On a dry summer day in 1995 she pilots a plane escorting a helicopter of reporters over a forest fire. Lorne Winter, a famous photojournalist, makes a suicidal leap into the flames, stunning not only his old friend Sally, but all of the CNN-hooked world. In Toronto, Gabe Winter watches the television in horrified anger as his adoptive father, a Vietnam vet, plunges to his death.

The questions surrounding the incident provoke a search in which the complicated and tangled histories of Sally, Lorne, Gabe, and others (a few too many others) are unraveled. While it is difficult to empathize with these occasionally strained and one dimensional-characters, Giangrande nevertheless manages to offer earnest and powerful insight into the complexities of human relationships framed by tragedy. The revelations are shocking, and the telling of the details leading up to them engaging enough to sustain dramatic tension to the end of the book.

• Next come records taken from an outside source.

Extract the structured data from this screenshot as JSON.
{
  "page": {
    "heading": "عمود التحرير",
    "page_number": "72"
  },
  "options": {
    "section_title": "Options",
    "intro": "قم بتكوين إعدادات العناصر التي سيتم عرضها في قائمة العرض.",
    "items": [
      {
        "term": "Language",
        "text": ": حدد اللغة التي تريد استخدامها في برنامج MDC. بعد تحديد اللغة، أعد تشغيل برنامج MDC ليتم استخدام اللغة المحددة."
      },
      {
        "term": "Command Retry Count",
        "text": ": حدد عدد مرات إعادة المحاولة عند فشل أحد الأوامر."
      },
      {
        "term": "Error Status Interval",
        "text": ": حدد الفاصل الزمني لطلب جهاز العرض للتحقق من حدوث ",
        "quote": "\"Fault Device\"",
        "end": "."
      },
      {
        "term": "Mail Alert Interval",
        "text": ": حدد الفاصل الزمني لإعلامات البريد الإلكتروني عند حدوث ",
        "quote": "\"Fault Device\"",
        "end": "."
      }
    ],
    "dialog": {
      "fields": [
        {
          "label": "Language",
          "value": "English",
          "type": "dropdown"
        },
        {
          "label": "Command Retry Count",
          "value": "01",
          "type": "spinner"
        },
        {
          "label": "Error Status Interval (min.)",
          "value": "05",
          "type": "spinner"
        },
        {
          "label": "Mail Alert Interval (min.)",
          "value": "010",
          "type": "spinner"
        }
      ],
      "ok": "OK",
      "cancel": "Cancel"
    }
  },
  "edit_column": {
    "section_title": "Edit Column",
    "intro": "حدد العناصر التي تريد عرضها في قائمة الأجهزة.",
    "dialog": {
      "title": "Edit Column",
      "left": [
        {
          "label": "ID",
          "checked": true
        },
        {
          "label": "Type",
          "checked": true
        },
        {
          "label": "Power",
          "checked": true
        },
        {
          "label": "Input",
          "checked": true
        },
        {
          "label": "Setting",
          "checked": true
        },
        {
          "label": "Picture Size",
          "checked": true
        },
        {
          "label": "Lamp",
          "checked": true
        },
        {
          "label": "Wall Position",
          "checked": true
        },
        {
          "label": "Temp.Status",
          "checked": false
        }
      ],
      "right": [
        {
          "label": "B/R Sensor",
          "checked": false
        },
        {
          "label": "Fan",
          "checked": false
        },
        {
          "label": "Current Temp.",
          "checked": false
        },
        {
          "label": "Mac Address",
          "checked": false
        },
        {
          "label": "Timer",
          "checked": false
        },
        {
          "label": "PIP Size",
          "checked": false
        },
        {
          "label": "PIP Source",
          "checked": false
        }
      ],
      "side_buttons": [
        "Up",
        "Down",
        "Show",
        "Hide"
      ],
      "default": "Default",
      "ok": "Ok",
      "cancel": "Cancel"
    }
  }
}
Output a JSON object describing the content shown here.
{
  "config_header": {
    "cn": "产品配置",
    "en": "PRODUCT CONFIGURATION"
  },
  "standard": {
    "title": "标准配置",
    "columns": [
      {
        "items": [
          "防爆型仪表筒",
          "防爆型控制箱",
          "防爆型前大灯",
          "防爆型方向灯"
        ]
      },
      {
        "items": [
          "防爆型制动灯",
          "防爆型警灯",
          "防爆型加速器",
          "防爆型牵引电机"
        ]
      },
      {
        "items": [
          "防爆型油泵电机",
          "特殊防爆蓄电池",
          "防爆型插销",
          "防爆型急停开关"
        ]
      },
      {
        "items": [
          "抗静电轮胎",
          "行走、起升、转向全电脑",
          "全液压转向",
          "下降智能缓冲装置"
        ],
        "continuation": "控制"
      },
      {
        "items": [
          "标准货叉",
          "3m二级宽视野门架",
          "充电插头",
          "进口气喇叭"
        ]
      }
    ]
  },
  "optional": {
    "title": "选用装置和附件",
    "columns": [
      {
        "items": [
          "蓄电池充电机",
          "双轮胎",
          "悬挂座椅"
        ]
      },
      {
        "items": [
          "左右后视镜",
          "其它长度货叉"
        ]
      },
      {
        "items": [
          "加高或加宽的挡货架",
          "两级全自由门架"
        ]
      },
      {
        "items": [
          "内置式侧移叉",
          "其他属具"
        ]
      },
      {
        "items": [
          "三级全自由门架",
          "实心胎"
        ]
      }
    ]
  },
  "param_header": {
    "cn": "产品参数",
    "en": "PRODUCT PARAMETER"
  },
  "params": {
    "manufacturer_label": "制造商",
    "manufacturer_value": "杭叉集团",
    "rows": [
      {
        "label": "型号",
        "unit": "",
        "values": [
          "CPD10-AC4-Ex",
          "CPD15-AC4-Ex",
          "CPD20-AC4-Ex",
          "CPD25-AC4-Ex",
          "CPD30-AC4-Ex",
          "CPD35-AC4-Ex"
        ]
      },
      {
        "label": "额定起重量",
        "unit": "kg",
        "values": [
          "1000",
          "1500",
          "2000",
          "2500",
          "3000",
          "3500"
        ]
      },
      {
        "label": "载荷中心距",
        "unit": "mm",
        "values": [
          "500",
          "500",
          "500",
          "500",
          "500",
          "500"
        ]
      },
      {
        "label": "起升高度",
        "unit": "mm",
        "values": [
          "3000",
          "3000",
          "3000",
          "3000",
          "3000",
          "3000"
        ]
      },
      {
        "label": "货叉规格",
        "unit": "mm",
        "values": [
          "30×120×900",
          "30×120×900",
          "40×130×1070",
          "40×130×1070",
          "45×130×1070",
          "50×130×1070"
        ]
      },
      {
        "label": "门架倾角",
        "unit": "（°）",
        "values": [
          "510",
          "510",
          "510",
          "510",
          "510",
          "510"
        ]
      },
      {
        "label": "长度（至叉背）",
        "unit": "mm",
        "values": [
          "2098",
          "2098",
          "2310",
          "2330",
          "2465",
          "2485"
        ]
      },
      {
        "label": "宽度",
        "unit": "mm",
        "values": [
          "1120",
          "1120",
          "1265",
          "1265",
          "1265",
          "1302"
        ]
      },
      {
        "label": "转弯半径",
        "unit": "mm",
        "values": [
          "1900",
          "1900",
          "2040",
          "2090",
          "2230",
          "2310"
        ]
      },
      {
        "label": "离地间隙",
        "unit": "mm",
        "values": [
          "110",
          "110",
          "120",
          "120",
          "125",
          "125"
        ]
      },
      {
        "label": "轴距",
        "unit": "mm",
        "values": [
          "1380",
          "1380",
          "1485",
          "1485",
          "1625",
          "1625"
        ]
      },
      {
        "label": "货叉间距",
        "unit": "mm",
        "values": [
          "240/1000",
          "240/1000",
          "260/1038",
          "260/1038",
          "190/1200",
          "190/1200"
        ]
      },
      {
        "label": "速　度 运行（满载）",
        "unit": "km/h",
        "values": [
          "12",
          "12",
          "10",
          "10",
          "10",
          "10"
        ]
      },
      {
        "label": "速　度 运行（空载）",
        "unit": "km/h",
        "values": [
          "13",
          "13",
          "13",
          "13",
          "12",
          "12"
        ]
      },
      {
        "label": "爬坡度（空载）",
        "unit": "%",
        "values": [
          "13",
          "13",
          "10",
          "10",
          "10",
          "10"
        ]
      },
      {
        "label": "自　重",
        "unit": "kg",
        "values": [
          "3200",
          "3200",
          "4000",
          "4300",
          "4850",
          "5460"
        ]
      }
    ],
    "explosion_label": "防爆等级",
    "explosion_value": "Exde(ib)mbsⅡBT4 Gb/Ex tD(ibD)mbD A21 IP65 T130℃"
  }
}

Reviewer: Camilla Gibb

Publisher: Cormorant Books


Price: $22.95

Page Count: 340 pp

Format: Paper

ISBN: 1-896951-25-2

Released: Sept.

Issue Date: 2000-10

Categories: Fiction: Novels